1. Instill and reward individual skills and competencies applicable to modern internal auditing, such as critical thinking, business acumen, data analytics, flexibility, communication, and innovation.
2. Make sure performance evaluations balance technical and soft skills that measure individual and team results.
3. Develop Key Performance Indicators (KPIs) that focus on outcomes, not only output.
4. Balance quantitative and qualitative performance metrics from within the internal audit department, but also from clients.
5. Introduce and sustain a post-audit client survey and a 360-degree review program.
1. Enhance the department’s onboarding process and hire non-auditors.
2. Deploy and sustain a robust coaching and mentoring program.
3. Use internships, co-sourcing, SMEs, inbound and outbound rotation programs.
Innovation is the generation, and translation of ideas into goods or services that create value. These ideas are often used to satisfy the needs and expectations of customers. There are many ways that internal auditors can become innovative in their work. Each department has its own needs and resource availability, expectations from the board and management, and operates within its organizational culture.

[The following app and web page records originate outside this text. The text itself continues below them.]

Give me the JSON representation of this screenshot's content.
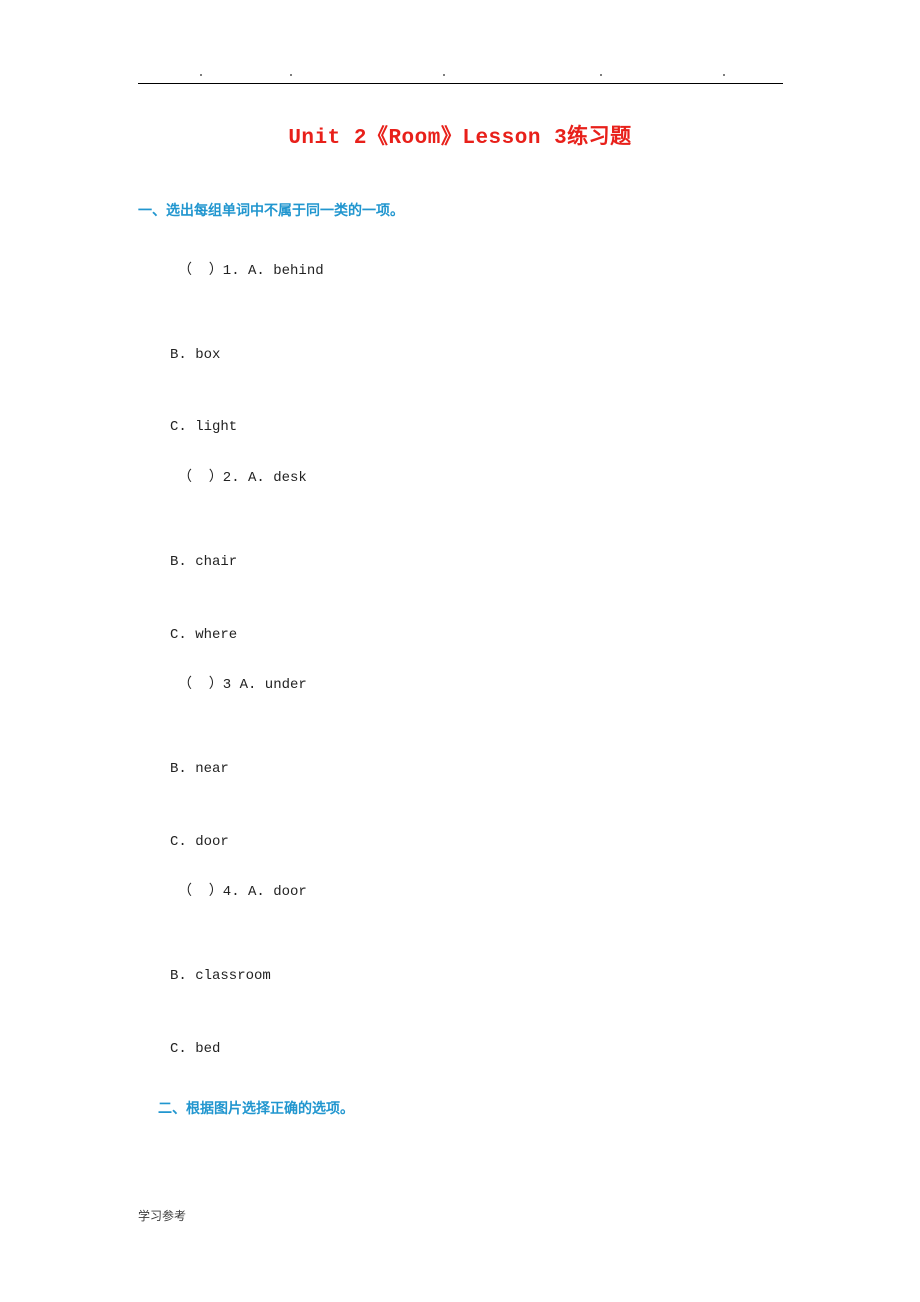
{
  "document": {
    "title_prefix": "Unit 2",
    "title_full": "Unit 2《Room》Lesson 3练习题",
    "footer": "学习参考",
    "header_rule_ticks": 5,
    "colors": {
      "title": "#e8201a",
      "section": "#2196cf",
      "body": "#222222",
      "rule": "#000000"
    }
  },
  "sections": [
    {
      "heading": "一、选出每组单词中不属于同一类的一项。",
      "items": [
        "（  ）1. A. behind",
        "B. box",
        "C. light",
        "（  ）2. A. desk",
        "B. chair",
        "C. where",
        "（  ）3 A. under",
        "B. near",
        "C. door",
        "（  ）4. A. door",
        "B. classroom",
        "C. bed"
      ]
    },
    {
      "heading": "二、根据图片选择正确的选项。",
      "items": []
    }
  ]
}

With changes occurring so rapidly around us, internal auditors must not only understand innovation, they must embrace, adapt, and thrive in it. By making innovation a standard operating practice, internal auditors will also find new, better and creative ways to increase productivity, add value to their clients, support the existence of satisfactory systems of internal control, and act with speed and confidence.
Interested in learning more about this and other tools and techniques? Join Dr. Murdock when he teaches Lean Six Sigma Skills for Auditors, Internal Audit School, and High-Impact Skills for Developing and Leading Your Audit Team.